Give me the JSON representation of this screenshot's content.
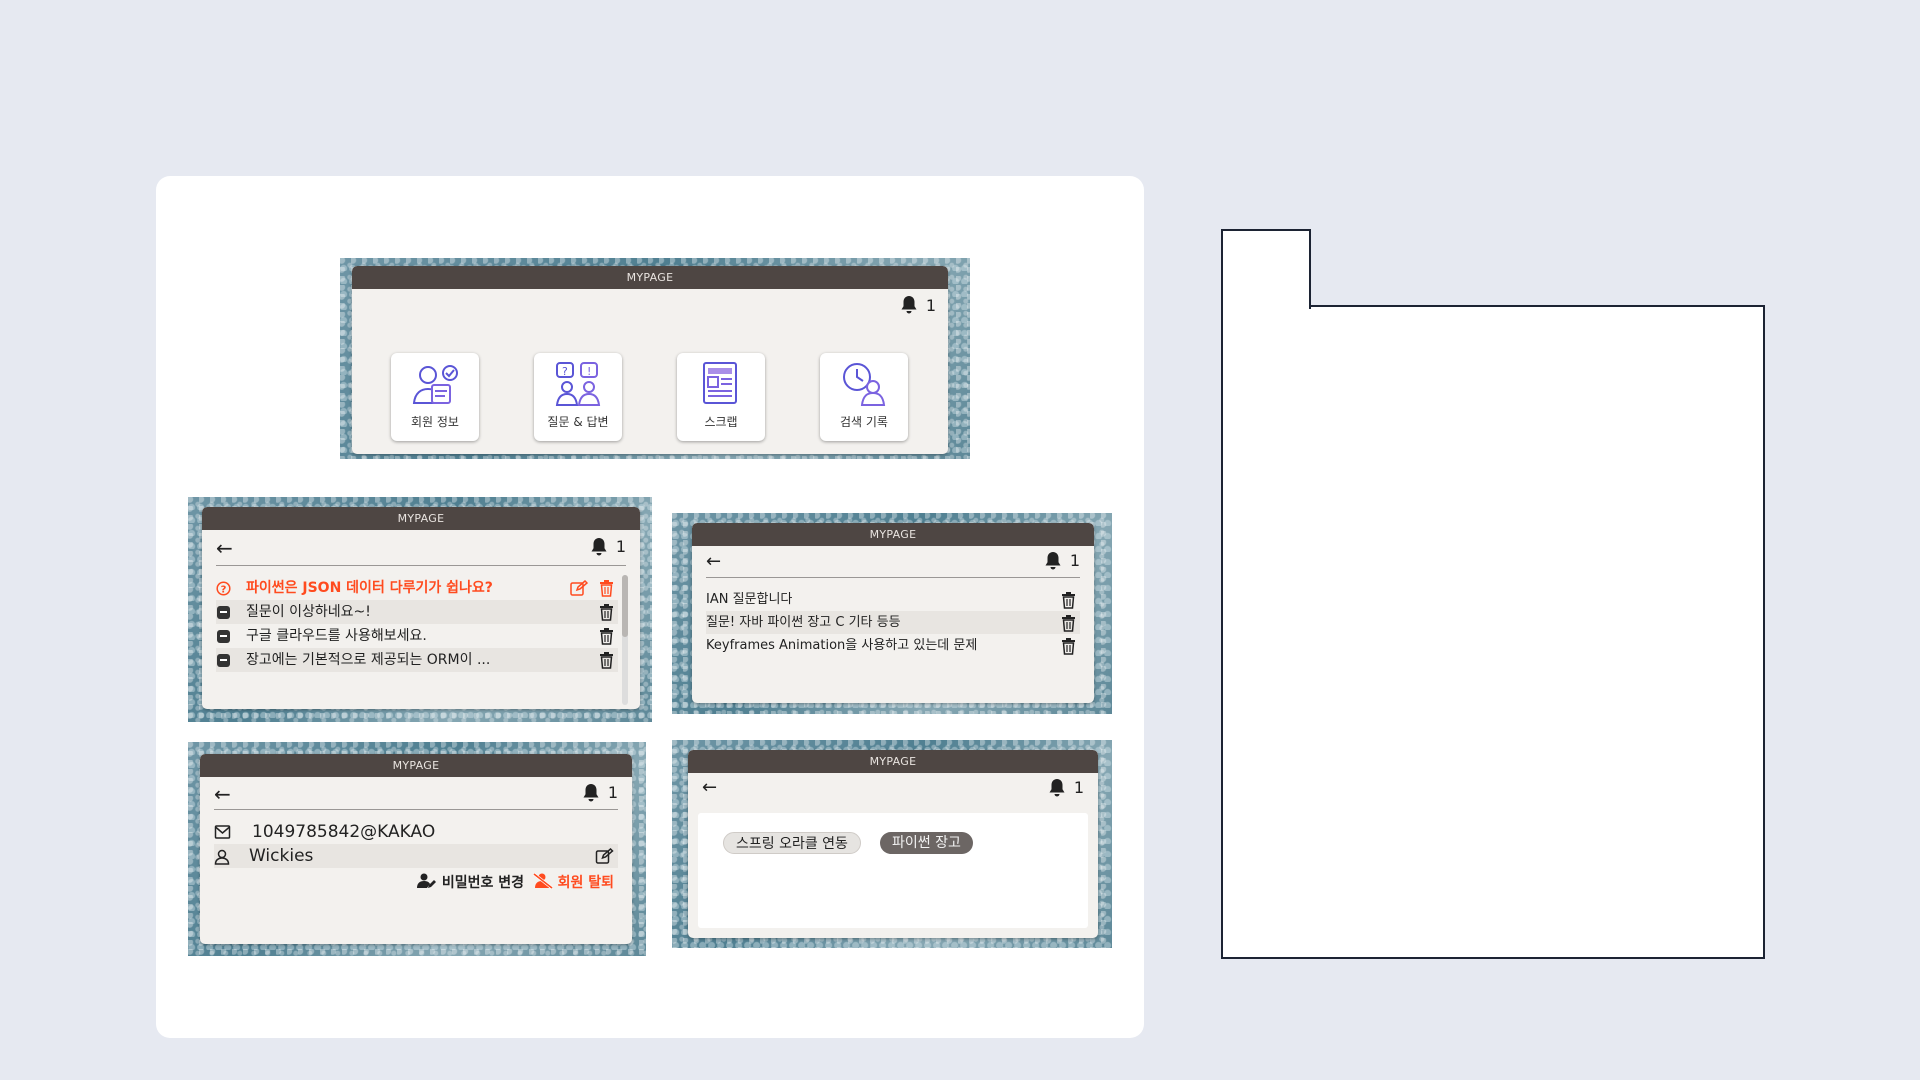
{
  "shot1": {
    "title": "MYPAGE",
    "bell_count": "1",
    "tiles": [
      {
        "label": "회원 정보",
        "icon": "member-info-icon"
      },
      {
        "label": "질문 & 답변",
        "icon": "qa-icon"
      },
      {
        "label": "스크랩",
        "icon": "scrap-icon"
      },
      {
        "label": "검색 기록",
        "icon": "search-history-icon"
      }
    ]
  },
  "shot2": {
    "title": "MYPAGE",
    "bell_count": "1",
    "items": [
      {
        "text": "파이썬은 JSON 데이터 다루기가 쉽나요?"
      },
      {
        "text": "질문이 이상하네요~!"
      },
      {
        "text": "구글 클라우드를 사용해보세요."
      },
      {
        "text": "장고에는 기본적으로 제공되는 ORM이 ..."
      }
    ]
  },
  "shot3": {
    "title": "MYPAGE",
    "bell_count": "1",
    "items": [
      {
        "text": "IAN 질문합니다"
      },
      {
        "text": "질문! 자바 파이썬 장고 C 기타 등등"
      },
      {
        "text": "Keyframes Animation을 사용하고 있는데 문제"
      }
    ]
  },
  "shot4": {
    "title": "MYPAGE",
    "bell_count": "1",
    "email": "1049785842@KAKAO",
    "nickname": "Wickies",
    "change_password": "비밀번호 변경",
    "withdraw": "회원 탈퇴"
  },
  "shot5": {
    "title": "MYPAGE",
    "bell_count": "1",
    "tags": [
      "스프링 오라클 연동",
      "파이썬 장고"
    ]
  },
  "colors": {
    "accent_red": "#ff4b1f",
    "titlebar": "#4e4643",
    "panel": "#f3f1ee",
    "page_bg": "#e6e9f1"
  }
}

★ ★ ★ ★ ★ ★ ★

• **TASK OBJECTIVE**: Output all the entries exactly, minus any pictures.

• **FINAL ANSWER**:
Give me the JSON representation of this screenshot's content.
{
  "shot1": {
    "title": "MYPAGE",
    "bell_count": "1",
    "tiles": [
      {
        "label": "회원 정보",
        "icon": "member-info-icon"
      },
      {
        "label": "질문 & 답변",
        "icon": "qa-icon"
      },
      {
        "label": "스크랩",
        "icon": "scrap-icon"
      },
      {
        "label": "검색 기록",
        "icon": "search-history-icon"
      }
    ]
  },
  "shot2": {
    "title": "MYPAGE",
    "bell_count": "1",
    "items": [
      {
        "text": "파이썬은 JSON 데이터 다루기가 쉽나요?"
      },
      {
        "text": "질문이 이상하네요~!"
      },
      {
        "text": "구글 클라우드를 사용해보세요."
      },
      {
        "text": "장고에는 기본적으로 제공되는 ORM이 ..."
      }
    ]
  },
  "shot3": {
    "title": "MYPAGE",
    "bell_count": "1",
    "items": [
      {
        "text": "IAN 질문합니다"
      },
      {
        "text": "질문! 자바 파이썬 장고 C 기타 등등"
      },
      {
        "text": "Keyframes Animation을 사용하고 있는데 문제"
      }
    ]
  },
  "shot4": {
    "title": "MYPAGE",
    "bell_count": "1",
    "email": "1049785842@KAKAO",
    "nickname": "Wickies",
    "change_password": "비밀번호 변경",
    "withdraw": "회원 탈퇴"
  },
  "shot5": {
    "title": "MYPAGE",
    "bell_count": "1",
    "tags": [
      "스프링 오라클 연동",
      "파이썬 장고"
    ]
  },
  "colors": {
    "accent_red": "#ff4b1f",
    "titlebar": "#4e4643",
    "panel": "#f3f1ee",
    "page_bg": "#e6e9f1"
  }
}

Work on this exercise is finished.